[PROMPT]
Check each line of the data below for the string "image". Then give the number of lines that have it, without anything else.

[RECORD EXTRACTS]

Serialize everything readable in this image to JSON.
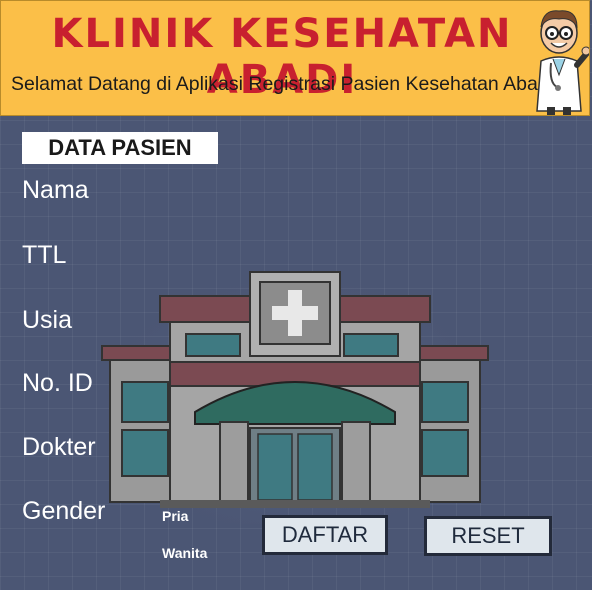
{
  "header": {
    "title": "KLINIK KESEHATAN ABADI",
    "subtitle": "Selamat Datang di Aplikasi Registrasi Pasien Kesehatan Abadi"
  },
  "form": {
    "section_title": "DATA PASIEN",
    "labels": {
      "nama": "Nama",
      "ttl": "TTL",
      "usia": "Usia",
      "no_id": "No. ID",
      "dokter": "Dokter",
      "gender": "Gender"
    },
    "gender_options": [
      "Pria",
      "Wanita"
    ]
  },
  "buttons": {
    "daftar": "DAFTAR",
    "reset": "RESET"
  },
  "colors": {
    "header_bg": "#fbbf48",
    "title_red": "#c8202f",
    "page_bg": "#4b5674"
  },
  "icons": [
    "doctor-mascot",
    "hospital-building-illustration"
  ]
}
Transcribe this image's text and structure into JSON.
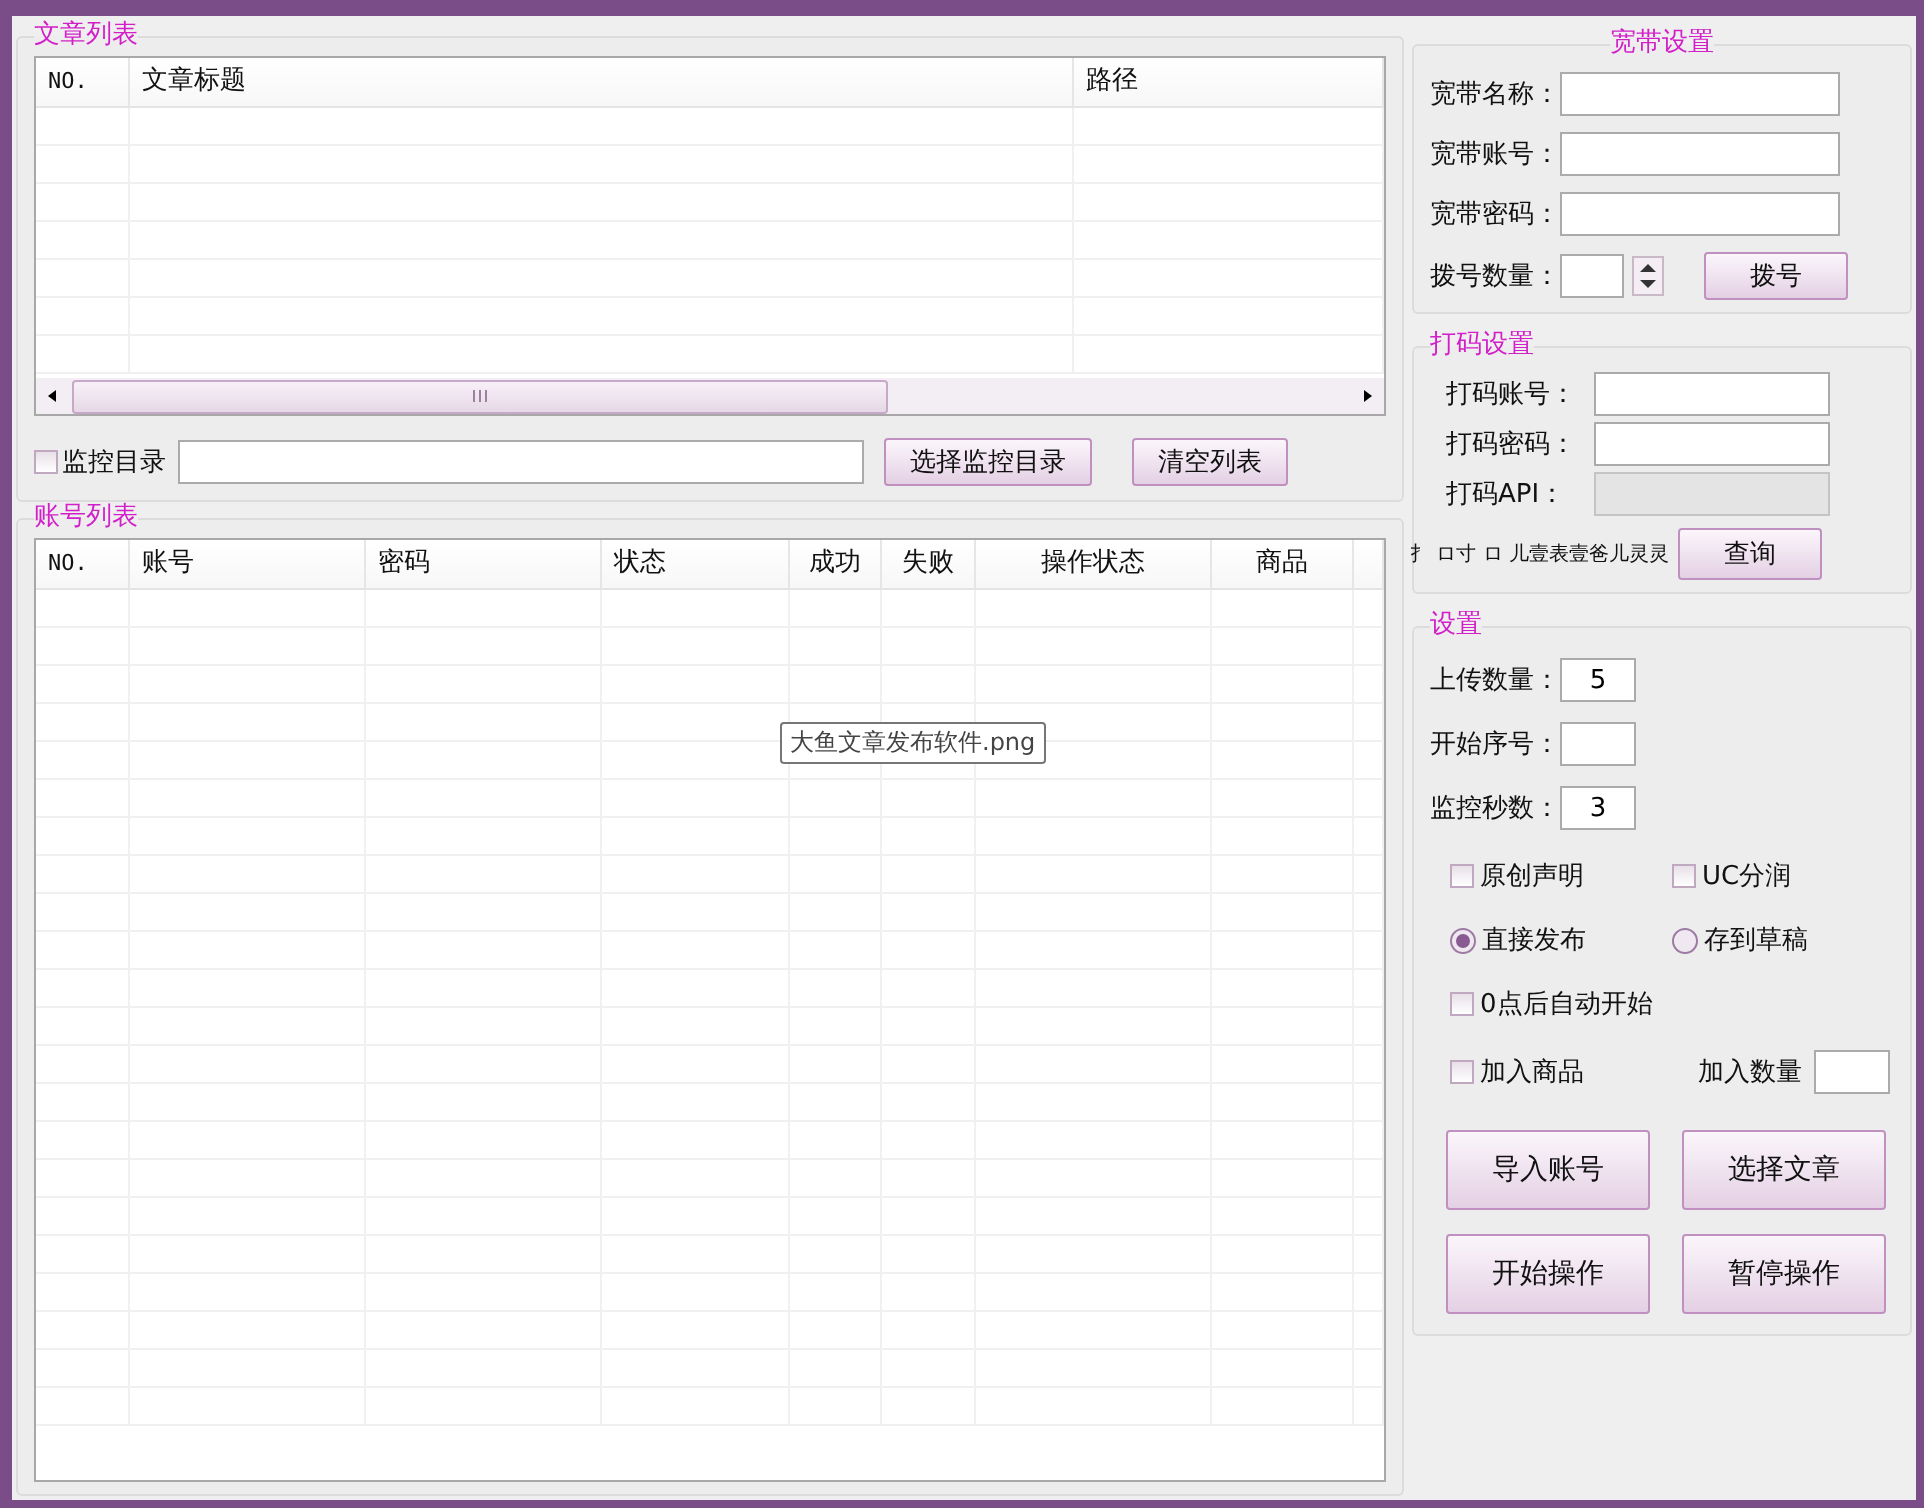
{
  "article_list": {
    "title": "文章列表",
    "columns": [
      "NO.",
      "文章标题",
      "路径"
    ]
  },
  "monitor": {
    "label": "监控目录",
    "checked": false,
    "select_button": "选择监控目录",
    "clear_button": "清空列表"
  },
  "account_list": {
    "title": "账号列表",
    "columns": [
      "NO.",
      "账号",
      "密码",
      "状态",
      "成功",
      "失败",
      "操作状态",
      "商品"
    ]
  },
  "tooltip": "大鱼文章发布软件.png",
  "broadband": {
    "title": "宽带设置",
    "fields": [
      {
        "label": "宽带名称："
      },
      {
        "label": "宽带账号："
      },
      {
        "label": "宽带密码："
      }
    ],
    "dial_count_label": "拨号数量：",
    "dial_button": "拨号"
  },
  "captcha": {
    "title": "打码设置",
    "fields": [
      {
        "label": "打码账号：",
        "disabled": false
      },
      {
        "label": "打码密码：",
        "disabled": false
      },
      {
        "label": "打码API：",
        "disabled": true
      }
    ],
    "balance": "扌 ロ寸 ロ 儿壹表壹爸儿灵灵",
    "query_button": "查询"
  },
  "settings": {
    "title": "设置",
    "fields": [
      {
        "label": "上传数量：",
        "value": "5"
      },
      {
        "label": "开始序号："
      },
      {
        "label": "监控秒数：",
        "value": "3"
      }
    ],
    "checks": [
      {
        "label": "原创声明",
        "checked": false
      },
      {
        "label": "UC分润",
        "checked": false
      }
    ],
    "radios": [
      {
        "label": "直接发布",
        "selected": true
      },
      {
        "label": "存到草稿",
        "selected": false
      }
    ],
    "auto_start": {
      "label": "0点后自动开始",
      "checked": false
    },
    "add_goods": {
      "label": "加入商品",
      "checked": false,
      "count_label": "加入数量"
    },
    "buttons": [
      "导入账号",
      "选择文章",
      "开始操作",
      "暂停操作"
    ]
  }
}
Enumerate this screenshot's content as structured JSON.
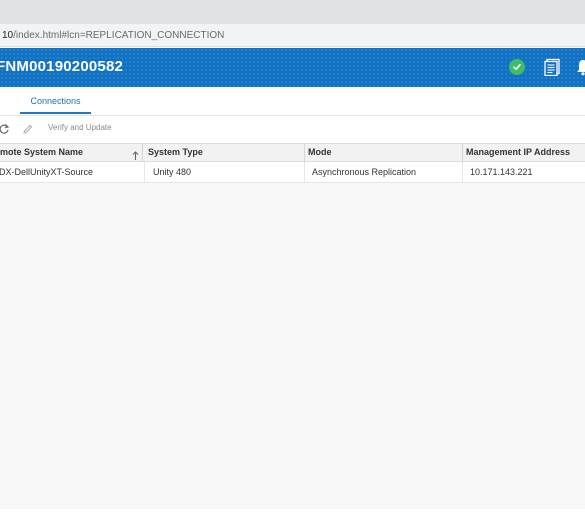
{
  "browser": {
    "url_host": "10",
    "url_path": "/index.html#lcn=REPLICATION_CONNECTION"
  },
  "header": {
    "title": "FNM00190200582",
    "title_prefix": "",
    "icons": [
      "check-circle-icon",
      "logs-icon",
      "bell-icon"
    ],
    "accent_color": "#1172c4",
    "status_color": "#3ebd64"
  },
  "tabs": [
    {
      "label": "Connections",
      "active": true
    }
  ],
  "toolbar": {
    "refresh_icon": "refresh-icon",
    "edit_icon": "pencil-icon",
    "verify_label": "Verify and Update"
  },
  "table": {
    "columns": [
      "mote System Name",
      "System Type",
      "Mode",
      "Management IP Address"
    ],
    "sorted_column_icon": "sort-up-arrow-icon",
    "rows": [
      [
        "DX-DellUnityXT-Source",
        "Unity 480",
        "Asynchronous Replication",
        "10.171.143.221"
      ]
    ]
  }
}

[OUTPUT OF THE TASK]
2